- If you can’t wash your hands with soap and water, you can use an alcohol-based hand sanitizer, according to the Illinois Department of Public Health.
- Avoid touching your face, especially your eyes, nose and mouth, with unwashed hands.
- Clean and disinfect objects and surfaces you touch frequently, like cellphones and light switches. Here are tips from the CDC.
- Stay home when you’re sick and avoid close contact with people who are sick.
- If you have to sneeze or cough with a tissue, throw it out immediately after using it, according to the CDC.
What To Do If You Think You’re Sick
Even if you’re not showing symptoms, the Chicago Department of Public Health recommends people coming from high-risk countries (here’s a CDC list) self-quarantine for 14 days after returning home.

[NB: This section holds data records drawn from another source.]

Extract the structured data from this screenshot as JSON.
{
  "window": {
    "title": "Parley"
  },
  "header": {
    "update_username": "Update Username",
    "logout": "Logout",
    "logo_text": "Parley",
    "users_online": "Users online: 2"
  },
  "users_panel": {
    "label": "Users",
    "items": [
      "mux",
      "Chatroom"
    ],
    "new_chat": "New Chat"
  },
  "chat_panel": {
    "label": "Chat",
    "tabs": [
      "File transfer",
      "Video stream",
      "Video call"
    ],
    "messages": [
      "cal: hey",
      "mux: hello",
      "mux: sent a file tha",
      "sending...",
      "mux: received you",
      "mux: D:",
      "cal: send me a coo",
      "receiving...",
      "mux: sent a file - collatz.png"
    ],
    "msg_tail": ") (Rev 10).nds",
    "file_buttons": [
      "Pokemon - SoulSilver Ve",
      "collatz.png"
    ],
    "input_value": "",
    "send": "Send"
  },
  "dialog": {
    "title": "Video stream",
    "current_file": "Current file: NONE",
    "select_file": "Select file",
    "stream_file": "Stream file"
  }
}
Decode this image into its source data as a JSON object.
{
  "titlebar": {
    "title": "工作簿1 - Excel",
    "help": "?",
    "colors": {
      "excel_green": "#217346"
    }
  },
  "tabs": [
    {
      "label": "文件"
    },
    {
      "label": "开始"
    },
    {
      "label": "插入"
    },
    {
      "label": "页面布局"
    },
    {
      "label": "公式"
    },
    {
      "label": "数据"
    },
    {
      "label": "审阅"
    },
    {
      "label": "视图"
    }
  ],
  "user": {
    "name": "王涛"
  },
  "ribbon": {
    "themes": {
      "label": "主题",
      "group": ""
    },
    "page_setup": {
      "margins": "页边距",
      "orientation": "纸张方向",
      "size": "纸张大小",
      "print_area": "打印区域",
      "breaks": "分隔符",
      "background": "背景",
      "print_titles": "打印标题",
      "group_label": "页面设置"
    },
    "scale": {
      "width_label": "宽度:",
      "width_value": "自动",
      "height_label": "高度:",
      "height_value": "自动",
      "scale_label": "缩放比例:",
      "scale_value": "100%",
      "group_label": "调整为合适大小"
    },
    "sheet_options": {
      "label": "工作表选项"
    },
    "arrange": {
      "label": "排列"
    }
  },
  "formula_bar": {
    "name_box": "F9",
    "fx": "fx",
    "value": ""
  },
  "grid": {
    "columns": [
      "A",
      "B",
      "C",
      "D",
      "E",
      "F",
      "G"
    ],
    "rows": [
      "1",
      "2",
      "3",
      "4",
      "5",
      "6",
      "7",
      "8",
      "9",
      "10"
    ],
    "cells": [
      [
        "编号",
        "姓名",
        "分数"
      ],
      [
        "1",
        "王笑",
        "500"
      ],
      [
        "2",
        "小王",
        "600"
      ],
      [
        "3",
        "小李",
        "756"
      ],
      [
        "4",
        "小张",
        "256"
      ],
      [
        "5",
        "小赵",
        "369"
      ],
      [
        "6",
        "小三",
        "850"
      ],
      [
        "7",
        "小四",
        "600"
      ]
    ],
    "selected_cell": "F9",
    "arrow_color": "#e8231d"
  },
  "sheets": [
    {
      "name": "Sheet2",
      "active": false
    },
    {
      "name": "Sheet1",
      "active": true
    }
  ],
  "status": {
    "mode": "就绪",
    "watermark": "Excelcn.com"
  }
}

If you do have symptoms of coronavirus, contact your primary doctor or a health care facility before going in. Explain your symptoms and tell them if you’ve come into close contact with anyone with coronavirus or traveled to an area where COVID-19 is widespread (here’s a CDC list) within the last 14 days, according to the Illinois Department of Public Health.
From there, the experts will work with your local health department to determine what to do and if you need to be tested for coronavirus, according to the Illinois Department of Public Health.
And, of course, if you think you’re sick with coronavirus, don’t risk exposing other people to the virus. Anyone who feels unwell has been ordered to stay home or risk getting a $500 fine.
Those with questions and concerns about coronavirus can call the Illinois Department of Public Health at 800-889-3931.
Block Club Chicago’s coronavirus coverage is free for all readers. Block Club is an independent, 501(c)(3), journalist-run newsroom.
Subscribe to Block Club Chicago. Every dime we make funds reporting from Chicago’s neighborhoods.
Already subscribe? Click here to support Block Club with a tax-deductible donation.